The other component of the book offers photos and quotes from people Loya and his father meet along their journey. There is a diverse mix of voices and you likely will not agree with all of them, but it does offer some insight into how we ended up where we find ourselves now. Out on the road, random acts of kindness are not only welcome but necessary. Time and time again, strangers rise to the occasion.
Ultimately, Conversations Across Americais a love letter to his father, the natural beauty of the country and the helpfulness and resilience of those living in small towns. It’s a coffee table book with a conscience.
I’m excited to announce that I have written a children’s book, Slow Dog. I never expected to write a book for kids, but my rescue dog Murphy inspired me to take the leap.
Sometimes it’s rewarding to step outside of our comfort zone and look at life from a different perspective. When I adopted my senior mixed breed dog Murphy, I knew one of the challenges for me would be to adjust my fast-paced life to his decidedly slow-paced one. It was a deliberate choice as I knew it would benefit my overall well-being.
While Slow Dog doesn’t have any specific ties to dementia, it does celebrate moving at one’s own pace. That’s a helpful lesson for all caregivers.
With the passing of Queen Elizabeth and marking the 21st anniversary of 9/11 this weekend, I thought it would be a good time to discuss the complexities of the grieving and mourning process. As humans we often crave a blueprint for navigating difficult times. But as a recent article from Next Avenue points out, “Grief isn’t organized; it’s a mess and a natural human experience. There is no ‘normal’ way to grieve.”
I delved into the complicated relationships I had with my parents and how that impacted my grieving process in The Reluctant Caregiver. Diseases like dementia can also leave loved ones feeling conflicted; one may feel feel relief that their loved one is free of such a terrible disease yet still deeply mourn the person’s death.
Others may mean well but how one processes grief is an individualized process. What may seem “normal” for one person may be inappropriate for another. It’s also important to remember that there are many nontraditional family structures now and that we live in a time when people are more encouraged to share and process their family trauma.

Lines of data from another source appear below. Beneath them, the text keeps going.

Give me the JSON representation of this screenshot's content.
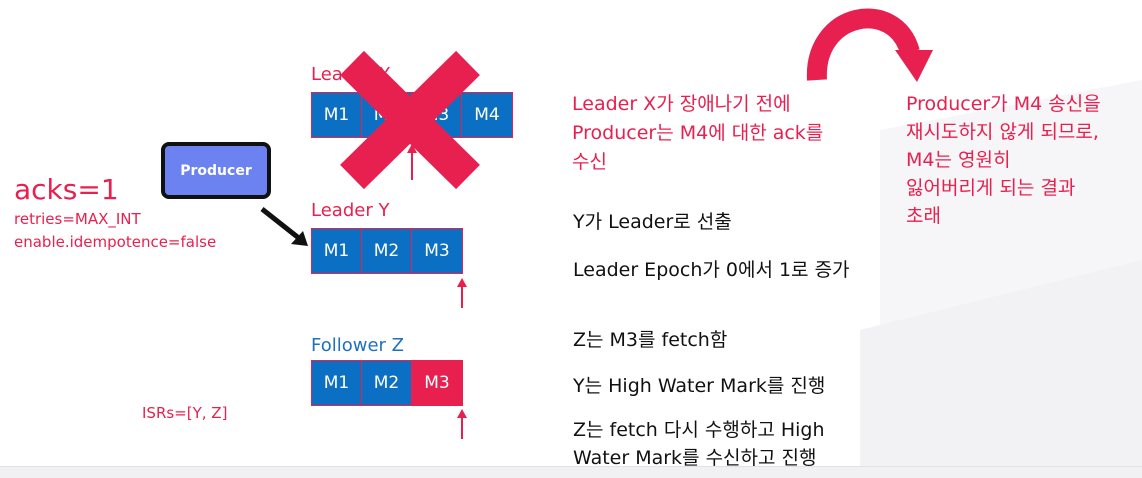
{
  "colors": {
    "accent": "#e8204f",
    "blue": "#0b6fc4",
    "producer": "#6b82f0",
    "text": "#111111"
  },
  "config": {
    "acks": "acks=1",
    "retries": "retries=MAX_INT",
    "idempotence": "enable.idempotence=false",
    "isrs": "ISRs=[Y, Z]"
  },
  "producer": {
    "label": "Producer"
  },
  "leader_x": {
    "label": "Leader X",
    "cells": [
      "M1",
      "M2",
      "M3",
      "M4"
    ]
  },
  "leader_y": {
    "label": "Leader Y",
    "cells": [
      "M1",
      "M2",
      "M3"
    ]
  },
  "follower_z": {
    "label": "Follower Z",
    "cells": [
      "M1",
      "M2",
      "M3"
    ]
  },
  "notes": {
    "x_failure_1": "Leader X가 장애나기 전에",
    "x_failure_2": "Producer는 M4에 대한 ack를",
    "x_failure_3": "수신",
    "result_1": "Producer가 M4 송신을",
    "result_2": "재시도하지 않게 되므로,",
    "result_3": "M4는 영원히",
    "result_4": "잃어버리게 되는 결과",
    "result_5": "초래",
    "step1": "Y가 Leader로 선출",
    "step2": "Leader Epoch가 0에서 1로 증가",
    "step3": "Z는 M3를 fetch함",
    "step4": "Y는 High Water Mark를 진행",
    "step5_1": "Z는 fetch 다시 수행하고 High",
    "step5_2": "Water Mark를 수신하고 진행"
  },
  "icons": [
    "cross-icon",
    "curved-arrow-icon",
    "arrow-icon",
    "up-arrow-icon"
  ]
}
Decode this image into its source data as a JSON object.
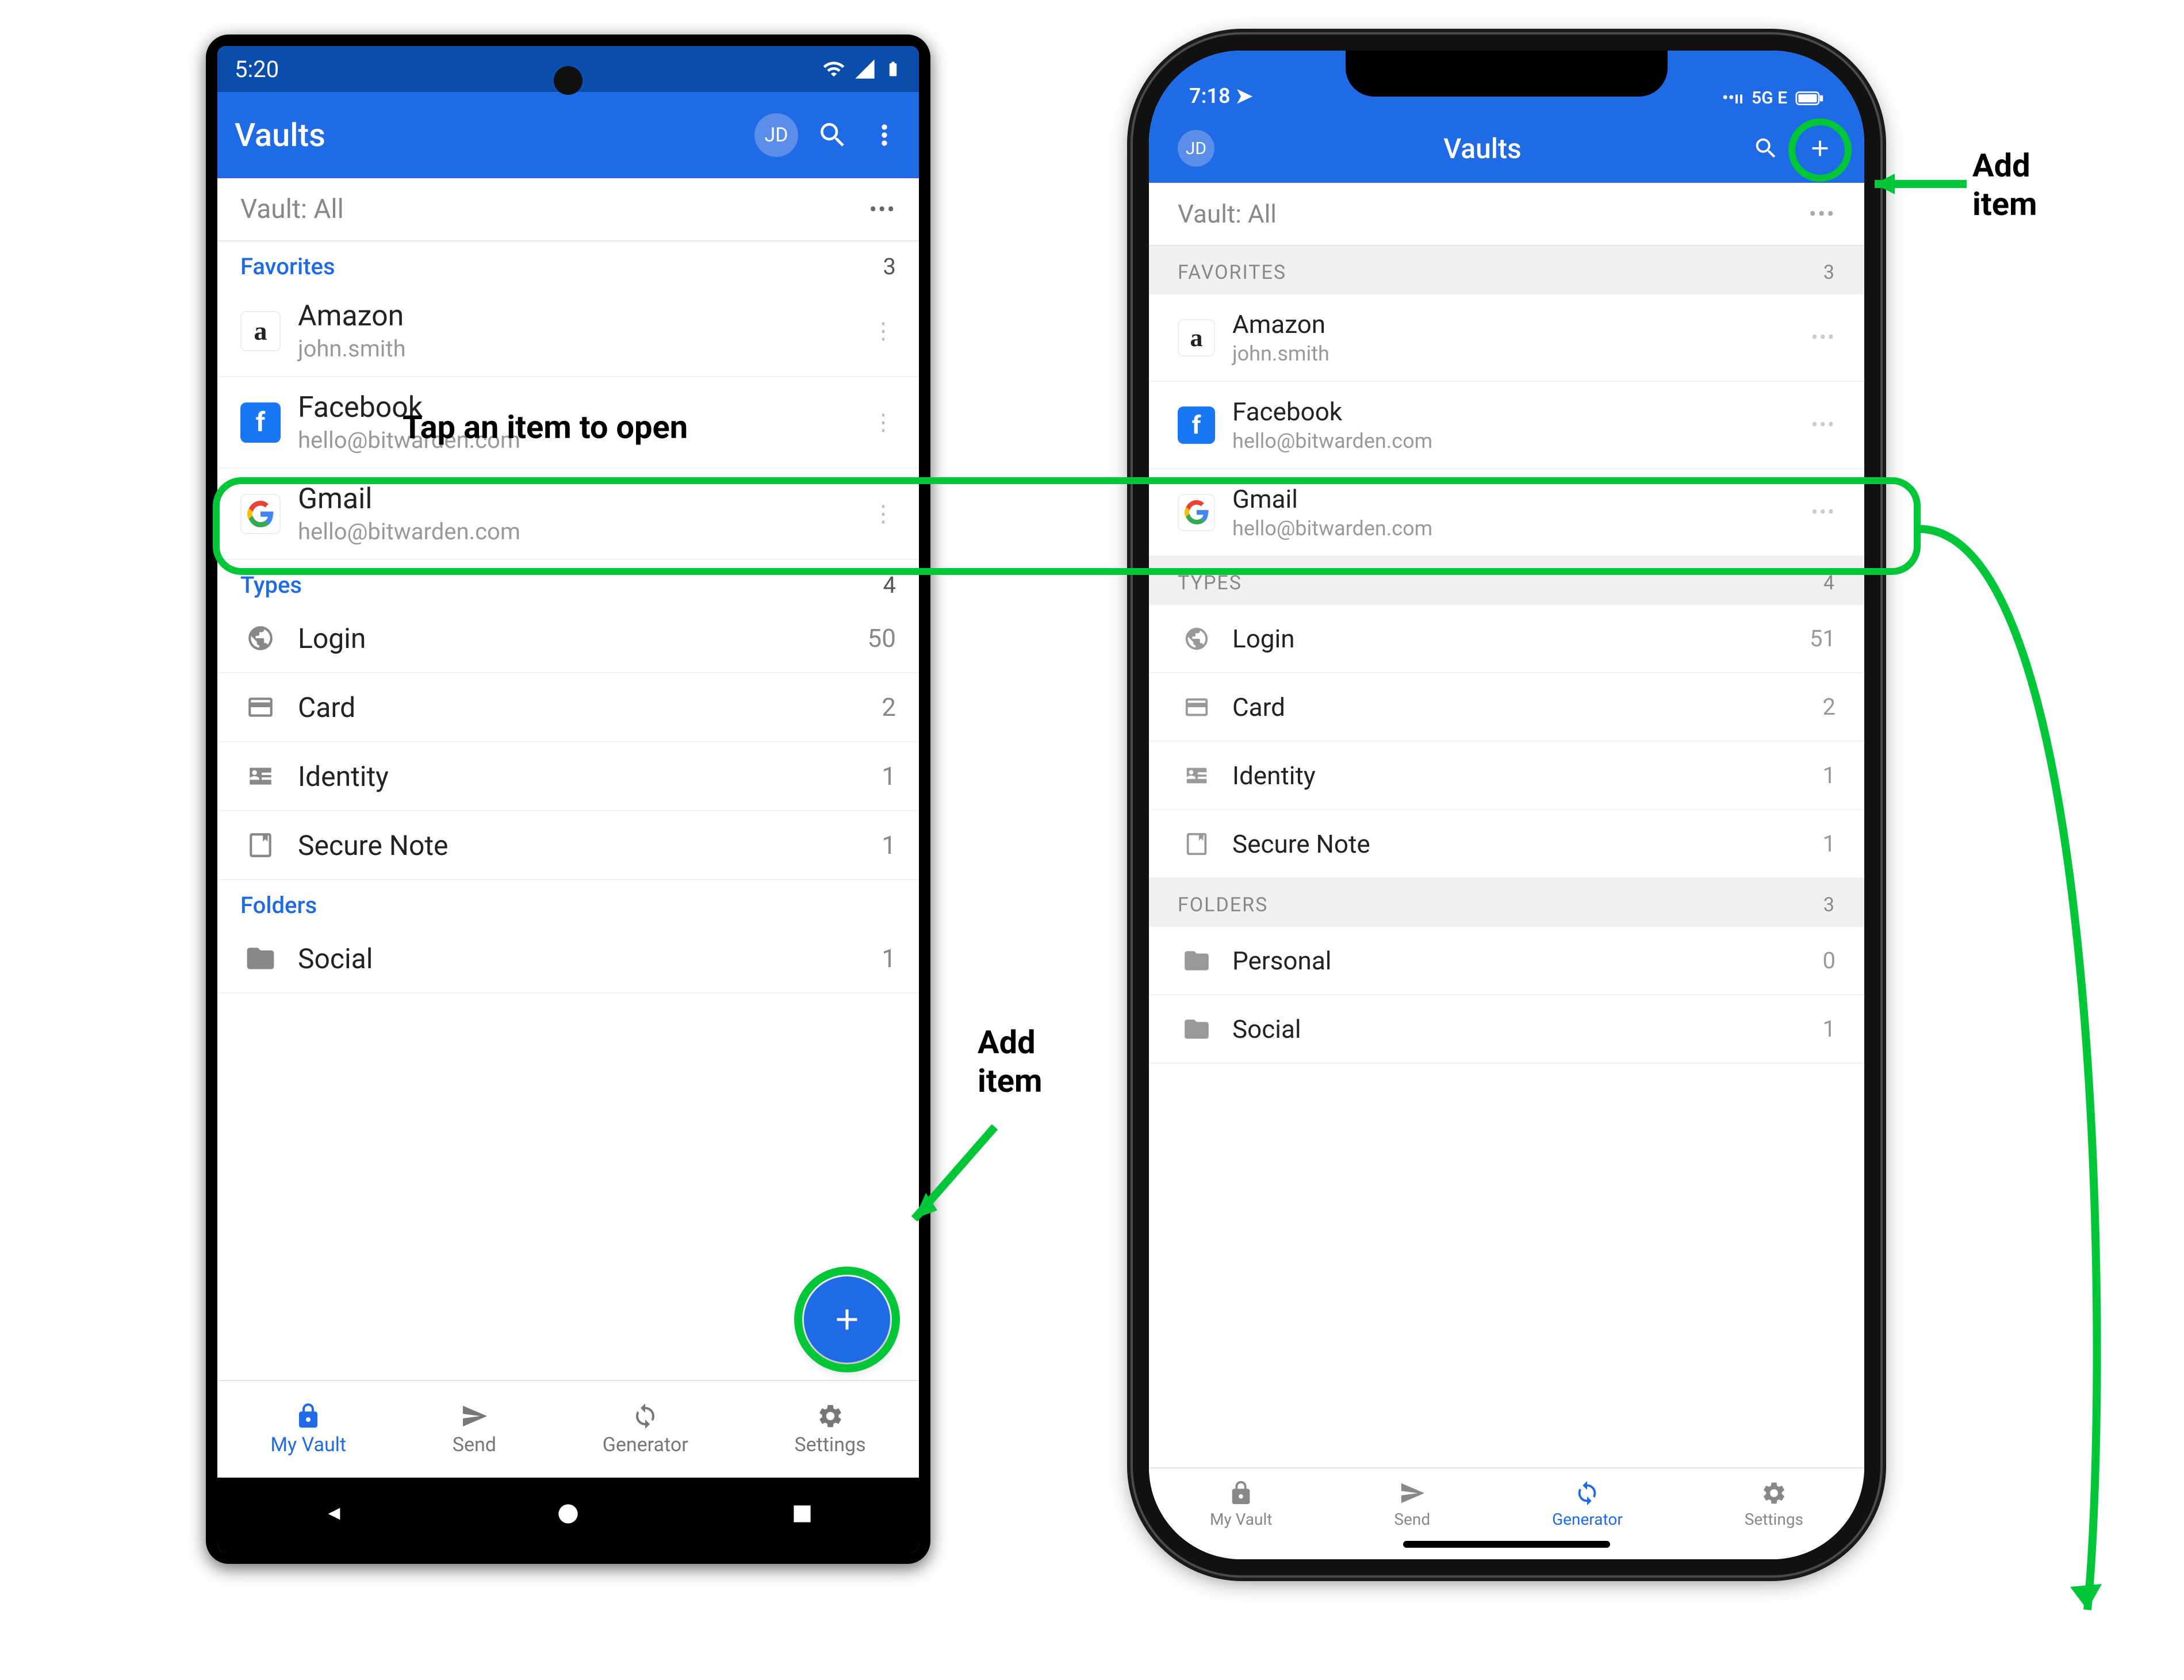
{
  "annotations": {
    "add_item_title": "Add",
    "add_item_sub": "item",
    "tap_to_open": "Tap an item to open"
  },
  "android": {
    "status": {
      "time": "5:20"
    },
    "appbar": {
      "title": "Vaults",
      "avatar": "JD"
    },
    "vault_filter": "Vault: All",
    "favorites_label": "Favorites",
    "favorites_count": "3",
    "items": [
      {
        "title": "Amazon",
        "subtitle": "john.smith"
      },
      {
        "title": "Facebook",
        "subtitle": "hello@bitwarden.com"
      },
      {
        "title": "Gmail",
        "subtitle": "hello@bitwarden.com"
      }
    ],
    "types_label": "Types",
    "types_count": "4",
    "types": [
      {
        "name": "Login",
        "count": "50"
      },
      {
        "name": "Card",
        "count": "2"
      },
      {
        "name": "Identity",
        "count": "1"
      },
      {
        "name": "Secure Note",
        "count": "1"
      }
    ],
    "folders_label": "Folders",
    "folders": [
      {
        "name": "Social",
        "count": "1"
      }
    ],
    "tabs": {
      "my_vault": "My Vault",
      "send": "Send",
      "generator": "Generator",
      "settings": "Settings"
    }
  },
  "ios": {
    "status": {
      "time": "7:18",
      "signal": "5G E"
    },
    "appbar": {
      "title": "Vaults",
      "avatar": "JD"
    },
    "vault_filter": "Vault: All",
    "favorites_label": "FAVORITES",
    "favorites_count": "3",
    "items": [
      {
        "title": "Amazon",
        "subtitle": "john.smith"
      },
      {
        "title": "Facebook",
        "subtitle": "hello@bitwarden.com"
      },
      {
        "title": "Gmail",
        "subtitle": "hello@bitwarden.com"
      }
    ],
    "types_label": "TYPES",
    "types_count": "4",
    "types": [
      {
        "name": "Login",
        "count": "51"
      },
      {
        "name": "Card",
        "count": "2"
      },
      {
        "name": "Identity",
        "count": "1"
      },
      {
        "name": "Secure Note",
        "count": "1"
      }
    ],
    "folders_label": "FOLDERS",
    "folders_count": "3",
    "folders": [
      {
        "name": "Personal",
        "count": "0"
      },
      {
        "name": "Social",
        "count": "1"
      }
    ],
    "tabs": {
      "my_vault": "My Vault",
      "send": "Send",
      "generator": "Generator",
      "settings": "Settings"
    }
  }
}
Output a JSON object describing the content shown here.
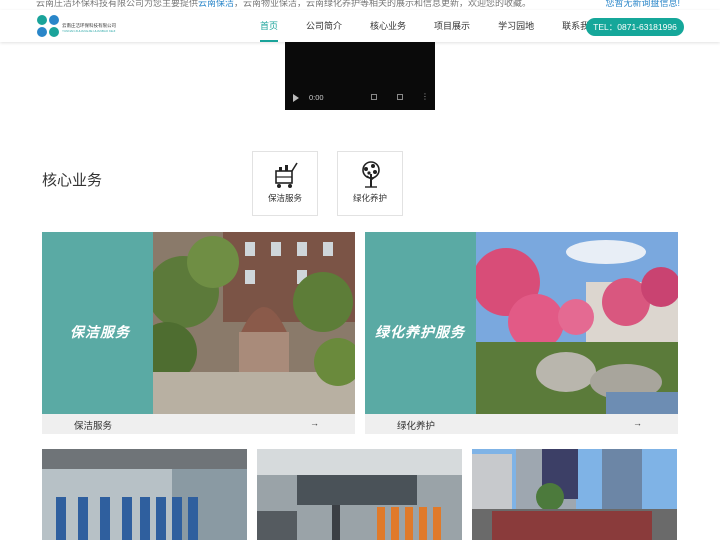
{
  "topbar": {
    "intro_before": "云南庄洁环保科技有限公司为您主要提供",
    "intro_highlight": "云南保洁",
    "intro_after": "，云南物业保洁，云南绿化养护等相关的展示和信息更新，欢迎您的收藏。",
    "inquiry_notice": "您暂无新询盘信息!"
  },
  "logo": {
    "company_name": "云南庄洁环保科技有限公司",
    "subtitle": "YUNNAN ZHUANGJIE HUANBAO KEJI"
  },
  "nav": {
    "items": [
      "首页",
      "公司简介",
      "核心业务",
      "项目展示",
      "学习园地",
      "联系我们"
    ],
    "active_index": 0
  },
  "contact": {
    "tel_label": "TEL：0871-63181996"
  },
  "video": {
    "time": "0:00"
  },
  "section": {
    "title": "核心业务"
  },
  "services": [
    {
      "icon": "cleaning-cart-icon",
      "label": "保洁服务"
    },
    {
      "icon": "tree-icon",
      "label": "绿化养护"
    }
  ],
  "cards": [
    {
      "banner": "保洁服务",
      "caption": "保洁服务",
      "arrow": "→"
    },
    {
      "banner": "绿化养护服务",
      "caption": "绿化养护",
      "arrow": "→"
    }
  ],
  "colors": {
    "accent": "#15a79a",
    "card_teal": "#5aaaa4",
    "link_blue": "#2a86c9"
  }
}
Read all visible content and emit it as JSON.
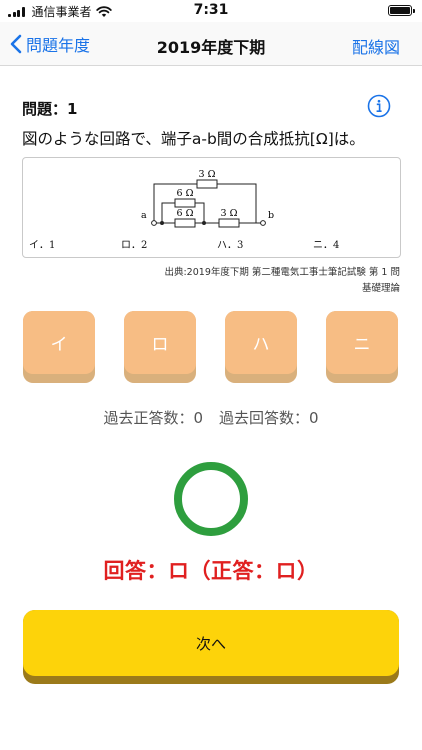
{
  "status": {
    "carrier": "通信事業者",
    "time": "7:31"
  },
  "nav": {
    "back_label": "問題年度",
    "title": "2019年度下期",
    "right_label": "配線図"
  },
  "question": {
    "number_label": "問題：1",
    "text": "図のような回路で、端子a-b間の合成抵抗[Ω]は。",
    "figure": {
      "resistors": [
        "3 Ω",
        "6 Ω",
        "6 Ω",
        "3 Ω"
      ],
      "terminal_a": "a",
      "terminal_b": "b",
      "choices": [
        "イ．1",
        "ロ．2",
        "ハ．3",
        "ニ．4"
      ]
    },
    "source_line1": "出典:2019年度下期 第二種電気工事士筆記試験 第 1 問",
    "source_line2": "基礎理論"
  },
  "answers": [
    "イ",
    "ロ",
    "ハ",
    "ニ"
  ],
  "stats": {
    "correct": "過去正答数：0",
    "answered": "過去回答数：0"
  },
  "result": {
    "answer_line": "回答：ロ（正答：ロ）",
    "circle_color": "#2e9e3e",
    "text_color": "#e02020"
  },
  "next_label": "次へ",
  "colors": {
    "accent": "#1a73e8",
    "answer_button": "#f7bd84",
    "next_button": "#fdd30a"
  }
}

For those who are grieving the loss of someone who they had a complicated relationship with, allow the feelings to flow naturally and try to ignore any societal expectations. If you would like help navigating the challenging journey, consult a therapist, grief counselor or grief support group.